Keep it civil, candidates

John Edwards is starting to look downright appealing.

The former North Carolina senator appeared bemused during a televised debate Monday night at being overlooked while Hillary Clinton and Barack Obama went at each other, attacking one another's voting records and professional backgrounds.

"There's a third person in this debate," Edwards joked at one point. On Tuesday, he described himself as representing "the grown-up wing of the Democratic Party."

Edwards has a point. The unseemly bickering between the front-runners did little to endear either one to the voters they must attract if they are to win the nomination or the presidency.

On policy matters, Clinton and Obama differ very little. So their attempts to separate themselves from the other candidate go to matters of experience and qualifications to hold the office.

In doing so, they risk alienating the very voters they seek to persuade. Voters don't want to see the political equivalent of mud wrestling; they want discussions of the issues.

That reality was highlighted in several reader comments posted on the CNN Web site under an account of the debate. Several comments indicated the poster had been leaning toward Clinton or Obama, but had decided to vote for Edwards.

Clinton and Obama should take a lesson from that reaction, as well as from their fellow candidates in the Republican field.

The Republicans, for the most part, have managed to stick to the issues rather than issue personal attacks. Of course, that may be because the GOP hopefuls represent a wide range of positions on several issues, in contrast to the more cohesive Democrats.

In any case, the eruption of bitter sniping on national television does not bode well for the election year still ahead.

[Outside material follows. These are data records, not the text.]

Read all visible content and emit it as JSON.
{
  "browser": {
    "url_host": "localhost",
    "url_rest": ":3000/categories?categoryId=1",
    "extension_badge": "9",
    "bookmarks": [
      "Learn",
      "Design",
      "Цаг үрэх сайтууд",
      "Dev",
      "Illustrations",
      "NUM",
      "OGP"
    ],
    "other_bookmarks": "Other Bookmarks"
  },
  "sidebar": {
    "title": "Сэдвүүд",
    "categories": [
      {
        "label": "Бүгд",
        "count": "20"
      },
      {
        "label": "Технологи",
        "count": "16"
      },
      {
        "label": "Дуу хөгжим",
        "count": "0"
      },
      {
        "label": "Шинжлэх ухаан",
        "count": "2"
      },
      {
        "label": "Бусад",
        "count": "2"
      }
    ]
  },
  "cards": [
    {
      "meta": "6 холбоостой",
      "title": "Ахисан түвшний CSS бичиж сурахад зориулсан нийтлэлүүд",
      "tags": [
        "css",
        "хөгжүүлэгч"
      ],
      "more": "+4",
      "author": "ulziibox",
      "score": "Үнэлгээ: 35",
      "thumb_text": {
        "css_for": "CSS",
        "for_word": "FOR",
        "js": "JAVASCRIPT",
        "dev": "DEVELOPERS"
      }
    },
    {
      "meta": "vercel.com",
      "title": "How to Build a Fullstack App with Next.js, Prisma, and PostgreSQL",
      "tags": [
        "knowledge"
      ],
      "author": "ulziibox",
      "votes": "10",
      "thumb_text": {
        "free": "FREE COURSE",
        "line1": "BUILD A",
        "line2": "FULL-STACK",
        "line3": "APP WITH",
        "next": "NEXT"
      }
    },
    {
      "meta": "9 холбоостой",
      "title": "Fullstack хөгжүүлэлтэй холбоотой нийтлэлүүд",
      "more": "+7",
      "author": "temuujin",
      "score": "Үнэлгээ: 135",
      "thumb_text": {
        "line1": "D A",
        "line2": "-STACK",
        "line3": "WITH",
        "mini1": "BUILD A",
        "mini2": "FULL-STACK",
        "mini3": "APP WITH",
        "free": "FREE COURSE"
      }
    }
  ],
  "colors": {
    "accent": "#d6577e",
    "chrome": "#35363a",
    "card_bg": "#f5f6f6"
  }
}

November is a long way off, and voters will be weary of the campaign soon enough without having to endure the kind of angry sparring on display Monday.

Share This Story